Two years ago, when looking to move back into corporate life after several years as an entrepreneur, one thing was very clear – my passion for content marketing was not an opportunity in Asia Pacific. It wasn’t on any business radars then and when I spoke about it, it was either unknown or perceived as a “nice to have.” It’s no longer the same.
Today, if you do a job search on LinkedIn – using the words content marketing – more than 160 opportunities pop up. A search for “content” finds 300+ roles. The world has changed and Asia is picking up speed.
In my previous blog “The Content Marketing Coup D’etat”, I wrote about how rapidly it’s changing – in fact, it felt like everything literally happened overnight. And when you look at the available work, I think we can agree we’ve moved to a tipping point in Asia. The problem with tipping points, however, is confusion, and the noise around content marketing has definitely hit a crescendo, but that’s always the case when something is “new.”
What is content marketing? Quite simply, it’s about flipping traditional marketing on its head. We no longer focus on what we want to tell our customers (‘isn’t our product great’), and instead share a rich resource of information and knowledge (not just our own) with a single goal of helping them be successful. By doing this, we’re delighting our customers and building their loyalty to our brand, which means they buy from us.
Moving onto emotional intelligence. This is something else that has changed in job descriptions, with the addition of Emotional Intelligence (or EQ) in the ‘skills required’ section. EQ is absolutely fundamental to many roles, but to finally see it being acknowledged as a required skill is definitely something that makes my heart sing. Maybe we’ll see some humanness coming back into business?
In regards to content marketing specifically, EQ is absolutely fundamental. Pure IQ does not cut it – although having the smarts continues to be important. I believe the people who will shine in this field are those who have an intuitive feel for what information and resources resonate with the “customer” – be it employees, partners, customers, or constituents. And this counts as much for B2B as it does for B2C.
It really doesn’t matter who the audience is. What does matter is having the deep insight into what will make the audience feel and act. That requires strong EQ.
People who can put themselves in the shoes of the “customer” and provide a valuable resource that delivers knowledge focused on making their customer’s personal and professional life better, will be the winners here. But you’ve got to have high EQ to understand how to feed that need. You’ve also got to understand that it’s not about what your company has to offer, but about delivering a whole ecosystem of thought leadership that maps to what is relevant to your audience, which ultimately should map back to your business.
Brand new professions are coming to life in this digital economy, and content marketing strategist, trainer, creator, etc… is finally getting its day in the sun. I just want to encourage those hiring for these roles seek people with extremely high IQs AND EQs to ensure content marketing flourishes in this region.
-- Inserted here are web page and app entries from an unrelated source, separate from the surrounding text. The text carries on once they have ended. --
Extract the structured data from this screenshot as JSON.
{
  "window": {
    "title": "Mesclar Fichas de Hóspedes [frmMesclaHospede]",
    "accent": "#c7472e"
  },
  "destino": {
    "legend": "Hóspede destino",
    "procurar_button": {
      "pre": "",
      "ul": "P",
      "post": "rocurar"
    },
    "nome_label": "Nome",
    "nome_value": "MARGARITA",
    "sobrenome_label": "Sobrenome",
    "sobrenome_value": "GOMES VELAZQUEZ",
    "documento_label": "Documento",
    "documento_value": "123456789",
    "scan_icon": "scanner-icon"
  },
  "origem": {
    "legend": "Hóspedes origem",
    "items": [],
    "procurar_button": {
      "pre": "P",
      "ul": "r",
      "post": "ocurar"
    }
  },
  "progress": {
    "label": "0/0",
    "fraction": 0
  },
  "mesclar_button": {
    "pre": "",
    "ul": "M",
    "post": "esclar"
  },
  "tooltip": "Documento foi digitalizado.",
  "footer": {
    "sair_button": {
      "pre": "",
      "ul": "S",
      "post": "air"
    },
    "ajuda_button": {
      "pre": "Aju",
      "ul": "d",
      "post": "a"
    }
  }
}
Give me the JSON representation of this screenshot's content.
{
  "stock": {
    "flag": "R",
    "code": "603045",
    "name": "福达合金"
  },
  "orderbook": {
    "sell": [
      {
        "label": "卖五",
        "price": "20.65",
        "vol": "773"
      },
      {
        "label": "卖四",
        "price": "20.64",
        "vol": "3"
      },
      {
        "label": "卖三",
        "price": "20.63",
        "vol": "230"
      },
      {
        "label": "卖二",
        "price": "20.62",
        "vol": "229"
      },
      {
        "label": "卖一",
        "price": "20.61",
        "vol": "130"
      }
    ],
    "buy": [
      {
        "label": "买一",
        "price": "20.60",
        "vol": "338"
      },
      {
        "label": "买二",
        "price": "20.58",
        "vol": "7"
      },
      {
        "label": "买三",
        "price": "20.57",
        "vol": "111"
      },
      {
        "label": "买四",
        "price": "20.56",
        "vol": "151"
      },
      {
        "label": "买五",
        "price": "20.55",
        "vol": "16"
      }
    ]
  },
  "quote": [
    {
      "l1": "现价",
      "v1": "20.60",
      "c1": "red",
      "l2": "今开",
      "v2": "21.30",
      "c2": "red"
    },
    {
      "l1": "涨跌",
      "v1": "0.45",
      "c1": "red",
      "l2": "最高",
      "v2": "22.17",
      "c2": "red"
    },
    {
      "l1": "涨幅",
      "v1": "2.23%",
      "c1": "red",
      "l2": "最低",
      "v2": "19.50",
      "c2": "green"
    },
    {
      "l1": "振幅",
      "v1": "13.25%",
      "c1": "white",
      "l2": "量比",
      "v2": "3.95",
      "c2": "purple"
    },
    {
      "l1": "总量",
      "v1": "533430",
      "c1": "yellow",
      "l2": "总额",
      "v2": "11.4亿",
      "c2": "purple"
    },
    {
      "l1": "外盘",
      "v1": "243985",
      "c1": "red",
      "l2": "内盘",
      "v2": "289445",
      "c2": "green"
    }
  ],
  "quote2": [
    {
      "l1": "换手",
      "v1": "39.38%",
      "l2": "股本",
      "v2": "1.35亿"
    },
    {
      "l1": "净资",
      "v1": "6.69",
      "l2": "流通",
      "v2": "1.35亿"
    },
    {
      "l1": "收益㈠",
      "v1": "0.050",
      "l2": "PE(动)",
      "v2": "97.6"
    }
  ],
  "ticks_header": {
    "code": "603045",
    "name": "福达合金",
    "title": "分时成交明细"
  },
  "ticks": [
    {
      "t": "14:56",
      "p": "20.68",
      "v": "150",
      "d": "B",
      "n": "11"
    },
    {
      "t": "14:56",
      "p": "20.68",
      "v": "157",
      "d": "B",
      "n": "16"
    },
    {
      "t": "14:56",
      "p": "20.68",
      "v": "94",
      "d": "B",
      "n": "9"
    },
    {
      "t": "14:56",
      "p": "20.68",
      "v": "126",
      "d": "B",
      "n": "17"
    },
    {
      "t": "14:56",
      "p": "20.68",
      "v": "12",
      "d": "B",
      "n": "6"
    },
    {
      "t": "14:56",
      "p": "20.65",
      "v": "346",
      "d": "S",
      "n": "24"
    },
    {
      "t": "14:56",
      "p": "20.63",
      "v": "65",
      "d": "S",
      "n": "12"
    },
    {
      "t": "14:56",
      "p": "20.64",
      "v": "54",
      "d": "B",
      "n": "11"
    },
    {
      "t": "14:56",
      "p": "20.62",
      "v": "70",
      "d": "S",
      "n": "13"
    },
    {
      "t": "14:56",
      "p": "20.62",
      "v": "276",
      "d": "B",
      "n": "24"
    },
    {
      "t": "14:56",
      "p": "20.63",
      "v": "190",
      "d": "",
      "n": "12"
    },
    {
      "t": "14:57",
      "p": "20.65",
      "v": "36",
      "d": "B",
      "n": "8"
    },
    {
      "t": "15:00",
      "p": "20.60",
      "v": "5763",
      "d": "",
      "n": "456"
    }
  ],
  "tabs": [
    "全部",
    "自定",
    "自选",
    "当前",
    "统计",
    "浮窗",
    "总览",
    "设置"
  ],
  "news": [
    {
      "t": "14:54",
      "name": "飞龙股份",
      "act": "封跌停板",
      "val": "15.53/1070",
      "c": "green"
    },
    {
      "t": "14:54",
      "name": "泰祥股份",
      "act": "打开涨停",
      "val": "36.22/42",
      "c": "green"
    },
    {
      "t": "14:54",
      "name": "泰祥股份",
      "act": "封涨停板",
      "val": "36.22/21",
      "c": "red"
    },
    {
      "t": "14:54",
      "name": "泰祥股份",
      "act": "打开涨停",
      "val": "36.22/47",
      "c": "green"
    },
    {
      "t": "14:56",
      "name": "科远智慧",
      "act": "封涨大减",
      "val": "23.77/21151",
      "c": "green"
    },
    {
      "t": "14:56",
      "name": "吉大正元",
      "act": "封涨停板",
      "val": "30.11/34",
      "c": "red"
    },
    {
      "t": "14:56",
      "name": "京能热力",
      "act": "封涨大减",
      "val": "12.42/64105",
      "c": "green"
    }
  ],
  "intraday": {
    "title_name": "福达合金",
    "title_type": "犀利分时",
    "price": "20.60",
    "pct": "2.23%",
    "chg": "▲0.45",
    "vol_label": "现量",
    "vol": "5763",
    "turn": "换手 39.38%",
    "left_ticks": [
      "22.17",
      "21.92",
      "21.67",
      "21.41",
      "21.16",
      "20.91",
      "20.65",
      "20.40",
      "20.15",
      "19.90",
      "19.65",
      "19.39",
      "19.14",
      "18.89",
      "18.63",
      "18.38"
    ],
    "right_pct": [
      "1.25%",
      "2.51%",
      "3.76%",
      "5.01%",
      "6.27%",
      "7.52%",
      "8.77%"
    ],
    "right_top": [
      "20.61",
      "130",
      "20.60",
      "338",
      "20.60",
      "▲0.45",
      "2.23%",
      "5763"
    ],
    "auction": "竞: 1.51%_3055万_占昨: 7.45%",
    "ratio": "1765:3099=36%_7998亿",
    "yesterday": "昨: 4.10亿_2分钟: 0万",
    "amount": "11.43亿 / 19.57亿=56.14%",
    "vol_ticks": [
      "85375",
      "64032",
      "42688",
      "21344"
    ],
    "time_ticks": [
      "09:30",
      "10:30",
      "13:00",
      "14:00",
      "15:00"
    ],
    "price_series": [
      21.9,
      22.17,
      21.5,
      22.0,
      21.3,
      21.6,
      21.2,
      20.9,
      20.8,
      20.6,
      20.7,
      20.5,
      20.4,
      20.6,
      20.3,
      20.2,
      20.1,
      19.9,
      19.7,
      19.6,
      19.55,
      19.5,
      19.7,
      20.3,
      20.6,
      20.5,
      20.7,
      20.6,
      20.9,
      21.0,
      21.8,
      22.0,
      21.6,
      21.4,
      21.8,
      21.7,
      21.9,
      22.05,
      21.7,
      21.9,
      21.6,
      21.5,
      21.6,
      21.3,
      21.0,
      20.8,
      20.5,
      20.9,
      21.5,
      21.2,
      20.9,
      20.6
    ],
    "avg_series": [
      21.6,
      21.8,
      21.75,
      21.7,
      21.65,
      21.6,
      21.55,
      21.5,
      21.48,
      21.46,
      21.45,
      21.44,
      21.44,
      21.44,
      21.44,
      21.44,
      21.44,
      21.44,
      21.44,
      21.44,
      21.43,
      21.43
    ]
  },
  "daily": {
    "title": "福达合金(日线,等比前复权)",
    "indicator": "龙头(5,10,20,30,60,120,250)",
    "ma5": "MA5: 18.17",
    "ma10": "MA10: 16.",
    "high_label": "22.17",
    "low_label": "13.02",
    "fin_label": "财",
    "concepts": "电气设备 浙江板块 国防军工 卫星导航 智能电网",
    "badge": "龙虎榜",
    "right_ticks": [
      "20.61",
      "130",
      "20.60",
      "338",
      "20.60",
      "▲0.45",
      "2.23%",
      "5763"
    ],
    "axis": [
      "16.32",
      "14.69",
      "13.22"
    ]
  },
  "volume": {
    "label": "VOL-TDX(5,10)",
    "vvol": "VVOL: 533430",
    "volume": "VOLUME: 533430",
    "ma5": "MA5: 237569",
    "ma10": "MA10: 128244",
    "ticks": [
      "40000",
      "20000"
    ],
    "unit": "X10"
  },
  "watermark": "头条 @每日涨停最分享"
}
Then again, perhaps EQ is overrated as Adam Grant, Influencer, Wharton professor and author of ‘GIVE AND TAKE’ suggests in this post? But you know, I’d take a person with high EQ AND IQ over just IQ any day – in my line of work at least.
What do you think?